Problem requirements:
Scan the data below for the string "File". Copy every line where it appears.

Extracted data:
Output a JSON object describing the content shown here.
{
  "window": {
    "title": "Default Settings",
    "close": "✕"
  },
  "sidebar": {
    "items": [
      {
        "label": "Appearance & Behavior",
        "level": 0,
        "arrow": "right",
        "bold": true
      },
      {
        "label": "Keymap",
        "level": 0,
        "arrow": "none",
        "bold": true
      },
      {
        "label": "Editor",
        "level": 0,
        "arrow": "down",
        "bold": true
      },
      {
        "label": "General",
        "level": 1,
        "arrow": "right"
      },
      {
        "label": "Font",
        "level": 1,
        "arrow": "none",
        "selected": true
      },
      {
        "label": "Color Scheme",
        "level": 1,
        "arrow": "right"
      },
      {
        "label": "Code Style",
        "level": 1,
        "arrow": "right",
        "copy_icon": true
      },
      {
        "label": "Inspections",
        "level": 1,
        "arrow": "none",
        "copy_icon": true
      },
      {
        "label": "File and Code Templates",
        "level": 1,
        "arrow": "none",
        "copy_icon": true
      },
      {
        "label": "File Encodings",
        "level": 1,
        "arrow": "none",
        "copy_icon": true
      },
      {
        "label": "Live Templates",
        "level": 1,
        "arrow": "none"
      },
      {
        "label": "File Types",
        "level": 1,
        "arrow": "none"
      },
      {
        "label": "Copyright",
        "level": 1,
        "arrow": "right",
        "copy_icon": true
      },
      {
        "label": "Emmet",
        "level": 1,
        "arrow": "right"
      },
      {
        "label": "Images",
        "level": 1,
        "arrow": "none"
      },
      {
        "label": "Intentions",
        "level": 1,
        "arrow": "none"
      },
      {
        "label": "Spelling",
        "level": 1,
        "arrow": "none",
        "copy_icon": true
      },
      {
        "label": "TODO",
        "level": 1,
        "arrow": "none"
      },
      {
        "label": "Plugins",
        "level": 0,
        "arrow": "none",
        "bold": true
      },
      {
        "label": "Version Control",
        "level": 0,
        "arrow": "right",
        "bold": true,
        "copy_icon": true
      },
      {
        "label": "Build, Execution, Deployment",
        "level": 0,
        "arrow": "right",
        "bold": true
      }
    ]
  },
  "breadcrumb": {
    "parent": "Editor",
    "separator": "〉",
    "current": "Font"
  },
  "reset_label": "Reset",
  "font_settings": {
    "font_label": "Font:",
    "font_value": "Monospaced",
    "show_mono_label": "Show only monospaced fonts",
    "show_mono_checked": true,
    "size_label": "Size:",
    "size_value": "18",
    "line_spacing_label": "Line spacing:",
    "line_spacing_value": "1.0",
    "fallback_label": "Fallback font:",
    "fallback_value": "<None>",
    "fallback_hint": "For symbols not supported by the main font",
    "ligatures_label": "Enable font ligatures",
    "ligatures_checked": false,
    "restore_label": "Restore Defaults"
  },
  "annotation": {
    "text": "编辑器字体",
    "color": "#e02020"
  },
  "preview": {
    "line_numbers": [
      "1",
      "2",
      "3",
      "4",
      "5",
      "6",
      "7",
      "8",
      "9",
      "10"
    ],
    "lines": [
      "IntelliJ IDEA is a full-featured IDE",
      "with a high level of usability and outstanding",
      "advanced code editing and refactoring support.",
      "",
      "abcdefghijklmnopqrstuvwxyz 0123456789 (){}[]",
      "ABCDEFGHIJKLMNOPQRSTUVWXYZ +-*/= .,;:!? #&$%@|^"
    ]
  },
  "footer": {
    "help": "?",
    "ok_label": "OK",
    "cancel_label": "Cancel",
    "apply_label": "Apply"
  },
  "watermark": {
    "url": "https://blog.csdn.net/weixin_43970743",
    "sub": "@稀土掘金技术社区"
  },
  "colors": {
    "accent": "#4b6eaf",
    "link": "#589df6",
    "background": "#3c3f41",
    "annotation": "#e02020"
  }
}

Task solution:
        "label": "File and Code Templates",
        "label": "File Encodings",
        "label": "File Types",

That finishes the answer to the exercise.